**Task description**
Copy out each entry precisely; no image belongs in the result.

**Task inputs**

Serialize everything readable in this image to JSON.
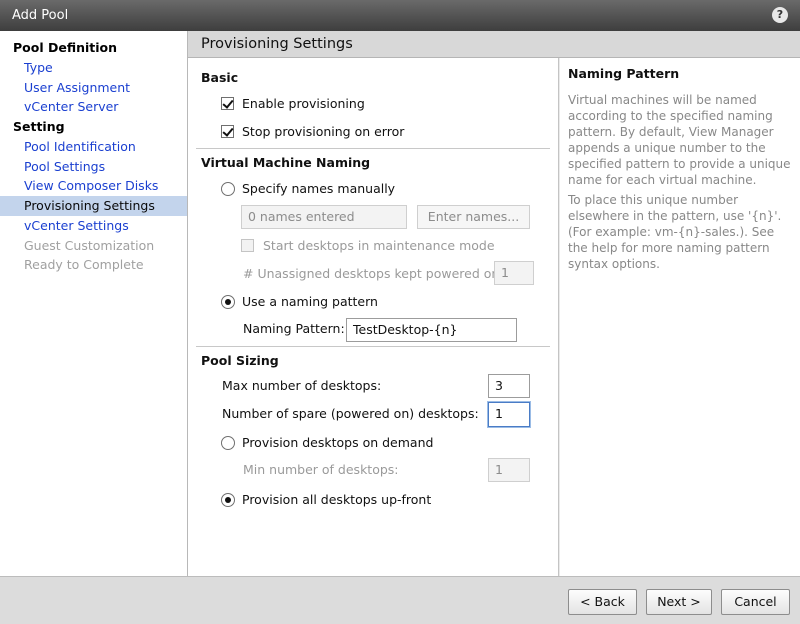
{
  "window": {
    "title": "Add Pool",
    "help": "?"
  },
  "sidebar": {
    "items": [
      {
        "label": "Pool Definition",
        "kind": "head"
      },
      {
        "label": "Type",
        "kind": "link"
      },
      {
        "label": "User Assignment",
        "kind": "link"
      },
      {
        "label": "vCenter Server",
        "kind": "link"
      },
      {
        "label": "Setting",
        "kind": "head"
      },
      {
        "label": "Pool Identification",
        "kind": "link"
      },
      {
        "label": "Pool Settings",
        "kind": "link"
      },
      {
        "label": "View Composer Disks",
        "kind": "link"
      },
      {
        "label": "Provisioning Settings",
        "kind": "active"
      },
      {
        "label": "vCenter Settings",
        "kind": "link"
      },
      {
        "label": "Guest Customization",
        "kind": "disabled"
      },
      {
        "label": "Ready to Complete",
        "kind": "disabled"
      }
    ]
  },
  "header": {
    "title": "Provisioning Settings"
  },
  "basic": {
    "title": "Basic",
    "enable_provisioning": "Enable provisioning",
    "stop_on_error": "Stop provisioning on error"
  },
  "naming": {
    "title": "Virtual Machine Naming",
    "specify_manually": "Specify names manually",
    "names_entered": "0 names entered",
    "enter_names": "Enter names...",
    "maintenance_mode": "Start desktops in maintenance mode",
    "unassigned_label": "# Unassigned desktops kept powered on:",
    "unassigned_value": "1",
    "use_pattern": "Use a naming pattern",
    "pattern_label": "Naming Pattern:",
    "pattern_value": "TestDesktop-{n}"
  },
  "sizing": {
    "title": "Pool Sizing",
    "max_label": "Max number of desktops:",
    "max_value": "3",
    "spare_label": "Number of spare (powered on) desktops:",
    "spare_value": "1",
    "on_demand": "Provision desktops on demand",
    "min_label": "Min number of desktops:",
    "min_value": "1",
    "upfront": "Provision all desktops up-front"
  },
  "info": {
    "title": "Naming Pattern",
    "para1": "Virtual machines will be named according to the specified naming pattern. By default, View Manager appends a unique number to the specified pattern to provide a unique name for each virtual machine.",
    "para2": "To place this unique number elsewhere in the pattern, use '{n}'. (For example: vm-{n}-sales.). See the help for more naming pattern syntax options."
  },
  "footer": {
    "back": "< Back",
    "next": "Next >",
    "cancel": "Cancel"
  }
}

**Reply**
Serialize everything readable in this image to JSON.
{
  "window": {
    "title": "Add Pool",
    "help": "?"
  },
  "sidebar": {
    "items": [
      {
        "label": "Pool Definition",
        "kind": "head"
      },
      {
        "label": "Type",
        "kind": "link"
      },
      {
        "label": "User Assignment",
        "kind": "link"
      },
      {
        "label": "vCenter Server",
        "kind": "link"
      },
      {
        "label": "Setting",
        "kind": "head"
      },
      {
        "label": "Pool Identification",
        "kind": "link"
      },
      {
        "label": "Pool Settings",
        "kind": "link"
      },
      {
        "label": "View Composer Disks",
        "kind": "link"
      },
      {
        "label": "Provisioning Settings",
        "kind": "active"
      },
      {
        "label": "vCenter Settings",
        "kind": "link"
      },
      {
        "label": "Guest Customization",
        "kind": "disabled"
      },
      {
        "label": "Ready to Complete",
        "kind": "disabled"
      }
    ]
  },
  "header": {
    "title": "Provisioning Settings"
  },
  "basic": {
    "title": "Basic",
    "enable_provisioning": "Enable provisioning",
    "stop_on_error": "Stop provisioning on error"
  },
  "naming": {
    "title": "Virtual Machine Naming",
    "specify_manually": "Specify names manually",
    "names_entered": "0 names entered",
    "enter_names": "Enter names...",
    "maintenance_mode": "Start desktops in maintenance mode",
    "unassigned_label": "# Unassigned desktops kept powered on:",
    "unassigned_value": "1",
    "use_pattern": "Use a naming pattern",
    "pattern_label": "Naming Pattern:",
    "pattern_value": "TestDesktop-{n}"
  },
  "sizing": {
    "title": "Pool Sizing",
    "max_label": "Max number of desktops:",
    "max_value": "3",
    "spare_label": "Number of spare (powered on) desktops:",
    "spare_value": "1",
    "on_demand": "Provision desktops on demand",
    "min_label": "Min number of desktops:",
    "min_value": "1",
    "upfront": "Provision all desktops up-front"
  },
  "info": {
    "title": "Naming Pattern",
    "para1": "Virtual machines will be named according to the specified naming pattern. By default, View Manager appends a unique number to the specified pattern to provide a unique name for each virtual machine.",
    "para2": "To place this unique number elsewhere in the pattern, use '{n}'. (For example: vm-{n}-sales.). See the help for more naming pattern syntax options."
  },
  "footer": {
    "back": "< Back",
    "next": "Next >",
    "cancel": "Cancel"
  }
}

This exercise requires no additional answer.